Throughout this piece it really focuses on the science of man. She suggests that it is merely gossip instead of conversation. She explains the idea of having a conversation about “us” and in that conversation “them” is silenced or “unnecessary.” This again is recognizing the fact that minorities or people not matching that white, heterosexual male description is unimportant or irrelevant.
Deborah Tannen is the author of Sex, Lies and Conversation: Why is it So Hard for Men and Women to Talk to Each Other. Deborah Tannen is a woman who researches the relationships between men and women. She has not only conducted research but also has information to support her view. In her essay Deborah Tannen argues complications happen in marriages/relationships due to individuals not being able to communicate with each other properly.

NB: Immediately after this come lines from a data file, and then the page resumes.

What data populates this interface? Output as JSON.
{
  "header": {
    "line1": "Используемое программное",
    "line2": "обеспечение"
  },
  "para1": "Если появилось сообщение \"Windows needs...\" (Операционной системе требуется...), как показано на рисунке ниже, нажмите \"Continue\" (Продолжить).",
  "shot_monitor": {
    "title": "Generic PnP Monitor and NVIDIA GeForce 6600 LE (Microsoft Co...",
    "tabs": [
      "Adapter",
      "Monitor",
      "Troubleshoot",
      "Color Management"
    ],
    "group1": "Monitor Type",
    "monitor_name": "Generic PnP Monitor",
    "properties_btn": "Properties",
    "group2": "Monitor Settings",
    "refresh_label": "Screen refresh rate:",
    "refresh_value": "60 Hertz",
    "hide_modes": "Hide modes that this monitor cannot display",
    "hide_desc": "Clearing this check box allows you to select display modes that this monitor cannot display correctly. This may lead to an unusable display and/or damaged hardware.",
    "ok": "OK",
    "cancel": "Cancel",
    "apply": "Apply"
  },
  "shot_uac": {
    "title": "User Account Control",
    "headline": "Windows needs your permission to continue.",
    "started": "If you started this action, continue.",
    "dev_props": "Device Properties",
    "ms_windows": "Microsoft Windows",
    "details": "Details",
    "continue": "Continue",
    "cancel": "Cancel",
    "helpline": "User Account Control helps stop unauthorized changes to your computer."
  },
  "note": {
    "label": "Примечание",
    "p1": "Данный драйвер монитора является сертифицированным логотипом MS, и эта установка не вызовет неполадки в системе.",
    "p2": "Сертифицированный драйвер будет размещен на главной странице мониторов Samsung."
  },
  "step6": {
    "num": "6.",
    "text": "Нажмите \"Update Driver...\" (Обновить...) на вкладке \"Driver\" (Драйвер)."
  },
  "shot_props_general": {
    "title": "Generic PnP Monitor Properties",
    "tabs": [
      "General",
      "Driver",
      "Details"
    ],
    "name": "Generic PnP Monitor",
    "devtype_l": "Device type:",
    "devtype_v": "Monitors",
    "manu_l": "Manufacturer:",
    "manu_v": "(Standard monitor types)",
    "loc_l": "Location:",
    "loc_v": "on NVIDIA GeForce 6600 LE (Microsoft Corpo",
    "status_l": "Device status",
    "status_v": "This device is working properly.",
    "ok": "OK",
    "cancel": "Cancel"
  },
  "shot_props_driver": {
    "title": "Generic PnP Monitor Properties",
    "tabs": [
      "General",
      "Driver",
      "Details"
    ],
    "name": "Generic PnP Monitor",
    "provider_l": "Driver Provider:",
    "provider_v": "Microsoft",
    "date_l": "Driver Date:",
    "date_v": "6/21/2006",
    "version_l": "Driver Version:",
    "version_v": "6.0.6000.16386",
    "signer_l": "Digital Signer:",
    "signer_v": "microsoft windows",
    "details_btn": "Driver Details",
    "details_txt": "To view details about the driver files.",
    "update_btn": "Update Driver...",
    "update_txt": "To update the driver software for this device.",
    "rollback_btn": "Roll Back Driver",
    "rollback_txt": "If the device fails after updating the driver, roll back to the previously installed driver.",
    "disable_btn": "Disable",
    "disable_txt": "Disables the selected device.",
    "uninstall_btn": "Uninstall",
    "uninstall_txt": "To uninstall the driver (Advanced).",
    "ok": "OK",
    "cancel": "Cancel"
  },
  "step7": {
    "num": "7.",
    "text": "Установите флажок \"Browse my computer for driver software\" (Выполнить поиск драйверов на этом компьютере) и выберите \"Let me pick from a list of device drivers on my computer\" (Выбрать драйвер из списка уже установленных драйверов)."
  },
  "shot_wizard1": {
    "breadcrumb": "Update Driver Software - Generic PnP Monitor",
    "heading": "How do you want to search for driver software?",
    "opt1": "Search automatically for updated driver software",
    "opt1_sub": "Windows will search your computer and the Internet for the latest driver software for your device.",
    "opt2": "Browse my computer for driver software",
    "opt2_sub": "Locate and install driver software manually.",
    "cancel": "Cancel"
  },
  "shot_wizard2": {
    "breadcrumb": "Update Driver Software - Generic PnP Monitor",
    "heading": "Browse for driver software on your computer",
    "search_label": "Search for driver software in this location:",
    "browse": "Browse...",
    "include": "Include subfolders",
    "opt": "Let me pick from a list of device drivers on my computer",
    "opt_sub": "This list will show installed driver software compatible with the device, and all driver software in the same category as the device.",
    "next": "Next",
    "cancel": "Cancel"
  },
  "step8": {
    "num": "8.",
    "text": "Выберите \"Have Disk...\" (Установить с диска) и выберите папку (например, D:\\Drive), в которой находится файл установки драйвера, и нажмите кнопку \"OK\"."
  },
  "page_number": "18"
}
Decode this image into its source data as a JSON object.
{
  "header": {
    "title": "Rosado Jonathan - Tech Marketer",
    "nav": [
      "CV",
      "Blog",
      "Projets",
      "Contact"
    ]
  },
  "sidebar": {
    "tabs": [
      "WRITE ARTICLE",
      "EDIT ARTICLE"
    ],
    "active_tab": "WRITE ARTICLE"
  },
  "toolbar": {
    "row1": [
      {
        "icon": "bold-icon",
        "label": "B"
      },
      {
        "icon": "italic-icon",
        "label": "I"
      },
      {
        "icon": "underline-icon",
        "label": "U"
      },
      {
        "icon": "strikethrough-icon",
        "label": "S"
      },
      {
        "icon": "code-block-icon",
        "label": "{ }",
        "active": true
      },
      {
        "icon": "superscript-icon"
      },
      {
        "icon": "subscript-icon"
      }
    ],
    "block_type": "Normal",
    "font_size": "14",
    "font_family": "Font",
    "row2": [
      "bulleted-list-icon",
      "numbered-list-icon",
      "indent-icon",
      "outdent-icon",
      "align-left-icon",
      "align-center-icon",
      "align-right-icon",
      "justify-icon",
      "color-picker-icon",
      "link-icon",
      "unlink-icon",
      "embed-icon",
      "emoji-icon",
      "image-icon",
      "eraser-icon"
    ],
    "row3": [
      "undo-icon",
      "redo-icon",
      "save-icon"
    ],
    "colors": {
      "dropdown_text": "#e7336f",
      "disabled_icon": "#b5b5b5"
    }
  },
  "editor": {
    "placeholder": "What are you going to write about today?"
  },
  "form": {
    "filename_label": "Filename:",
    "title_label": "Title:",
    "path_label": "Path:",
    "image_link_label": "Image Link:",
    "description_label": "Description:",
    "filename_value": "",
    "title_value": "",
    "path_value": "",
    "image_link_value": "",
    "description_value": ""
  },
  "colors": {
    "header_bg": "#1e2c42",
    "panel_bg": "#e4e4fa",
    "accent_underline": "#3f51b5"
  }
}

Deborah Tannen’s case study entitled “Can’t We Talk?” is the most relevant reading that I have ever done for any class. It relates to a problem that every person regardless of age, race or sex, will have to face many times in his or her lifetime. The problem is that men and women communicate differently and these differences can often lead to conflict. This case study is very informative because it helps to clarify the thought process of each sex. That said this reading leaves the reader somewhat unfulfilled because Tannen does not offer a solution to the problem.